Not to put to a grim spin on the holiday weekend at hand, but ...
With the death of David Cassidy a few days ago, it does seem that the Bloomington Center for the Performing Arts has been serving as a kind of "last stand" forum for some of those doing the performing.
In the past few years alone, the BCPA stage has hosted a quartet, ranging from legends to pop culture fixtures, that numbered the venue among its last stands.
In the summer of 2014, the bona fide legend, B.B. King, then 88 and nearing the end of his historic journey, was booked.
Most of us sensed this would be his last time through.
Eleven months later he was gone, along with the thrill of ever getting to see him in person again.
Preceding King, two years prior, was another legend to some, country-pop singer Glen Campbell, whose "Goodbye Tour" was specifically named in the wake of his then-recent diagnosis with Alzheimer's disease.
Ironically, as the only performer whose show was specifically keyed to his end of days, Campbell's performing career continued another couple years, even as his condition worsened.
He passed in August, five years after saying goodbye to us (the BCPA show was, in fact, his final downstate Illinois appearance).
A year ago this spring (April 2016), 91-year-old Hal Holbrook brought his "Mark Twain Tonight" show — the longest-running one-man show in U.S. theater history — back to the BCPA amid disconcerting field reports of a faltering memory on stage.
In his interview with The Pantagraph's GO! section, Holbrook described dealing with old age as as something "to get mad about," then "get out of bed and try to knock it down."
Alas, a year later, the faltering memory issues have struck the winning blow: In September, the actor, now 92, announced he was abruptly pulling the plug on the show's epic 63-year run, canceling a fall tour that was to have begun Oct. 6.
Happily, it's only the show, not the actor himself, that has been put to rest.
Which brings us to the case of Cassidy, who was, in fact, a seasoned 67 when he passed Wednesday, but seemed fated to be forever boyish, per his best-known character of Keith Partridge, who lived and breathed on TV nearly 50 years ago.
Just two autumns past, Cassidy headlined a BCPA show after confiding in a GO! interview a week or so prior that this likely would be our last chance to see him.
"I have a beautiful new partner who I love very much, and who loves me, and I have a sense of a wonderful kind of freedom," he said.
"And I think now I am going to be semi-retired and retreat from live performing, except maybe for one or two gigs a year."
At the time of interview, Cassidy was coming out of a rough, media-fixated stretch of alcohol and financial woes.

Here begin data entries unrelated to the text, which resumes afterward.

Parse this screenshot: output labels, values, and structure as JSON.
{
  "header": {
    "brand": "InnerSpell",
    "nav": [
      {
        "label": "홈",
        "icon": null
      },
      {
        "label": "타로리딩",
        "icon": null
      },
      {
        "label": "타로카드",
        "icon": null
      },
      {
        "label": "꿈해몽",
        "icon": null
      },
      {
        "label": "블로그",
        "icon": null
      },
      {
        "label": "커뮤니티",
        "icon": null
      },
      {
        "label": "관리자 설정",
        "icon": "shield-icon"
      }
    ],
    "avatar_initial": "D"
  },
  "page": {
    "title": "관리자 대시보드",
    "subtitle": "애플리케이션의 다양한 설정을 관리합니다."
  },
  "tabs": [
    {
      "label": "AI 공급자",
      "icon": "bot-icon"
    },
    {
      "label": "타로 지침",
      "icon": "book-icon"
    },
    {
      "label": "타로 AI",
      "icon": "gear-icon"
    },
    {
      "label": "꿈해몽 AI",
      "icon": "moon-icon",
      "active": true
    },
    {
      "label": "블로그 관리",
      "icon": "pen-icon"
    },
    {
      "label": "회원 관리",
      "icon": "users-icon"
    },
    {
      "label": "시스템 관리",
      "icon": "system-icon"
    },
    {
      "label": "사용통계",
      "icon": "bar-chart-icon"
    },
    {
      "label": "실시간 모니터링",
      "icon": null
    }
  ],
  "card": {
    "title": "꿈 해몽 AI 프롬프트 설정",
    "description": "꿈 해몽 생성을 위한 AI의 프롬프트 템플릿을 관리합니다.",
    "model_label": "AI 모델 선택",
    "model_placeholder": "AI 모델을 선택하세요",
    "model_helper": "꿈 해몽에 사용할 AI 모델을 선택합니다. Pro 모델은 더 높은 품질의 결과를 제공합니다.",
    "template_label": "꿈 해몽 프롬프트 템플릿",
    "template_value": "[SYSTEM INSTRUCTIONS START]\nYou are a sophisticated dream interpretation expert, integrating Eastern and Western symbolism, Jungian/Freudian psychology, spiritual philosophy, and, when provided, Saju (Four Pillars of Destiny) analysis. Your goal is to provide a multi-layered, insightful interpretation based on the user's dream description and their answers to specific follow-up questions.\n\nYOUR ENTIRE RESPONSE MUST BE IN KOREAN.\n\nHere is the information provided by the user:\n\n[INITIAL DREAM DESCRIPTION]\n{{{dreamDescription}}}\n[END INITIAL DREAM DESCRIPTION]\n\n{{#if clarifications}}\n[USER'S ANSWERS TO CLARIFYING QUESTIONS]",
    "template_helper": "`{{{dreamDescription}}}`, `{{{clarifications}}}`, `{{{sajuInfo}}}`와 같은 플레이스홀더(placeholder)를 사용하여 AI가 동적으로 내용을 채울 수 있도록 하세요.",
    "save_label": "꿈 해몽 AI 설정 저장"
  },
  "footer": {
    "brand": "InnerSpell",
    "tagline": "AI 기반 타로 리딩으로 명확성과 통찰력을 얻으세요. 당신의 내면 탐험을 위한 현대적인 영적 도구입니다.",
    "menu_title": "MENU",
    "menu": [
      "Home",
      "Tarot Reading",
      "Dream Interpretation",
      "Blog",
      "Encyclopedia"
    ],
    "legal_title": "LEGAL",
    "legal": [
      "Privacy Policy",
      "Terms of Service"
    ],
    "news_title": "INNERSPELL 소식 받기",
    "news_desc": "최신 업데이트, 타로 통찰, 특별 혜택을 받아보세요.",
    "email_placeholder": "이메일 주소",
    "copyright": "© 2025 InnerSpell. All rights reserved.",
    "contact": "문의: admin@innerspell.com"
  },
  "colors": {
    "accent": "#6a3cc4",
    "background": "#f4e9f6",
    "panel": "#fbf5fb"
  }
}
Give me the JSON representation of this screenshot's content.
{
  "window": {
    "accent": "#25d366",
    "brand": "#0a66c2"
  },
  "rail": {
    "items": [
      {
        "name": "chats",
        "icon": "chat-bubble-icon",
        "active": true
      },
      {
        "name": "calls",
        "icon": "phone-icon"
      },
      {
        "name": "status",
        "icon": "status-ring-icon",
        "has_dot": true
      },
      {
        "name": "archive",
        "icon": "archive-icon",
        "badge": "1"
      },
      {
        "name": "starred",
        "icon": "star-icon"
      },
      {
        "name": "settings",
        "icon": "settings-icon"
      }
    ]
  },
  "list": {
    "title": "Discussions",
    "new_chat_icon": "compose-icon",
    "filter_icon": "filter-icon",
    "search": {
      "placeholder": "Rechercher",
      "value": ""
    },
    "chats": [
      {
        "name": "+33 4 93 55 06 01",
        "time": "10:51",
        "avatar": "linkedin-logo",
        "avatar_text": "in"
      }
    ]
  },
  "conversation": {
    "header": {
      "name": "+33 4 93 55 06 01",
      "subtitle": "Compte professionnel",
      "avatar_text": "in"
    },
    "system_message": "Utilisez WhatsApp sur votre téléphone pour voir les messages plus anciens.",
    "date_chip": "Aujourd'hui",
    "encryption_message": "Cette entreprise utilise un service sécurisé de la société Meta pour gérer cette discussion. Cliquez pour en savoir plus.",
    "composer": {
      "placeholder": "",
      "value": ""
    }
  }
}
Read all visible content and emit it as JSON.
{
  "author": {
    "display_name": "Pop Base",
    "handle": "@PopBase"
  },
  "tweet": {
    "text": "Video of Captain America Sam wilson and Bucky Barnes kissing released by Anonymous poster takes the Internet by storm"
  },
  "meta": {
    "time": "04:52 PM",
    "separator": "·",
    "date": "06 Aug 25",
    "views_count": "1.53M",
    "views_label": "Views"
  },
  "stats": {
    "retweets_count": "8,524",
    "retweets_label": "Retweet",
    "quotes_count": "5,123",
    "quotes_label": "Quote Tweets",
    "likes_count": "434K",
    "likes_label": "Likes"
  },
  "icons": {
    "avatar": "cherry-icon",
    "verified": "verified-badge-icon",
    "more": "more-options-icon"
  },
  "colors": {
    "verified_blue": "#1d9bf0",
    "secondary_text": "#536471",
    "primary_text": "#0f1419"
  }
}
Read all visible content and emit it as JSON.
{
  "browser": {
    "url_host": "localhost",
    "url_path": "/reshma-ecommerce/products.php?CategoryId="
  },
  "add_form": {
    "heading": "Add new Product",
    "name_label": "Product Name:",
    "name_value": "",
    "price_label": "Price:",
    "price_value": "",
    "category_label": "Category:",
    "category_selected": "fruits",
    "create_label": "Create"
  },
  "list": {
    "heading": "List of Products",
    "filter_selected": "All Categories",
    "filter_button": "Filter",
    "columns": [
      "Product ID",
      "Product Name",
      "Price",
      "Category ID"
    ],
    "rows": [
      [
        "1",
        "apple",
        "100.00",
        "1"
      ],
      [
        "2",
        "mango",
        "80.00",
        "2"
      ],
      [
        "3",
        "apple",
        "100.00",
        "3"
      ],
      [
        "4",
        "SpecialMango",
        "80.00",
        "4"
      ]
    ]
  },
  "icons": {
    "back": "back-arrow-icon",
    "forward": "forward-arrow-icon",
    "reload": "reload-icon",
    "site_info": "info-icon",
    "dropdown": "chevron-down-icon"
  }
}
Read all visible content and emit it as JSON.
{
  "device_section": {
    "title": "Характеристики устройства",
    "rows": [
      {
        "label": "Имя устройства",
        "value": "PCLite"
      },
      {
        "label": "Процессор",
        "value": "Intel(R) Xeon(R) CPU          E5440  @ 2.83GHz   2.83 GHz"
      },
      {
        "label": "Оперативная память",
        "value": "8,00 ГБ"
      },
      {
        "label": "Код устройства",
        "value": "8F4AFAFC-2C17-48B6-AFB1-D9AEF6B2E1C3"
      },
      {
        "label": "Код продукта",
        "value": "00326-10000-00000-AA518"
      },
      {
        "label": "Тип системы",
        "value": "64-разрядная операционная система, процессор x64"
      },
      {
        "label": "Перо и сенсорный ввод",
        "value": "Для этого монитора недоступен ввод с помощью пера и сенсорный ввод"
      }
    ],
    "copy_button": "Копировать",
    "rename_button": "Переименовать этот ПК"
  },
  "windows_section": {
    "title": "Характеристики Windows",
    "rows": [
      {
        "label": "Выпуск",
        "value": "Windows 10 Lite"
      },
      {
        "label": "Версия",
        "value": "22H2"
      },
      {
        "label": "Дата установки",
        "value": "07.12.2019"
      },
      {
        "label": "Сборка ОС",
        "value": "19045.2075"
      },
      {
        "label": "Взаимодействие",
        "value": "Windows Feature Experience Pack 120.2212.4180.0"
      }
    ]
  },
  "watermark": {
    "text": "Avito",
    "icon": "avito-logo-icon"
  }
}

He sounded optimistic and re-energized about his future of a new relationship and a retreat from the unblinking public eye.
"Having a career and these distractions can suck a lot of energy out of you," he confided. "But, now, it's kind of like a page is turning, right now, as we speak."
The health issues that would mark that page surfaced around a year later, and led to the sad outcome this week.
As we stand on the brink of a new year and the arrival of another legend of sorts, 88-year-old Ed Asner, who'll take to the BCPA stage in February, we can only suggest for those interested: It's now or ... yes, that.
The week ahead in arts
Giving him this day: Internationally renowned composer David Maslanka, who had a close relationship with Illinois State University's School of Music over the years before his Aug. 6 death, will be memorialized in a concert at 8 p.m. Wednesday in the CPA Concert Hall on campus. The ISU Wind Symphony will perform a selection of his works, including "Give Us This Day" and "Traveler," while Roy Magnuson, professor of composition at ISU and a student during the time when Maslanka was an annual fixture on campus, will speak on his close mentor relationship.
Go into their dance: It's a footloose week ahead for dance enthusiasts, courtesy of the ISU School of Theater and Dance's annual Fall Dance Concert, 7:30 p.m. Thursday through Saturday, with a 2 p.m. matinee Saturday. Also on tap is Twin Cities Ballet's annual performance of "The Nutcracker," 2 p.m. Saturday and Sunday (and, yep, that's popular area country singer Eric Gordon in hoop skirt and wig as Mother Ginger ... with a beard ... and a guitar).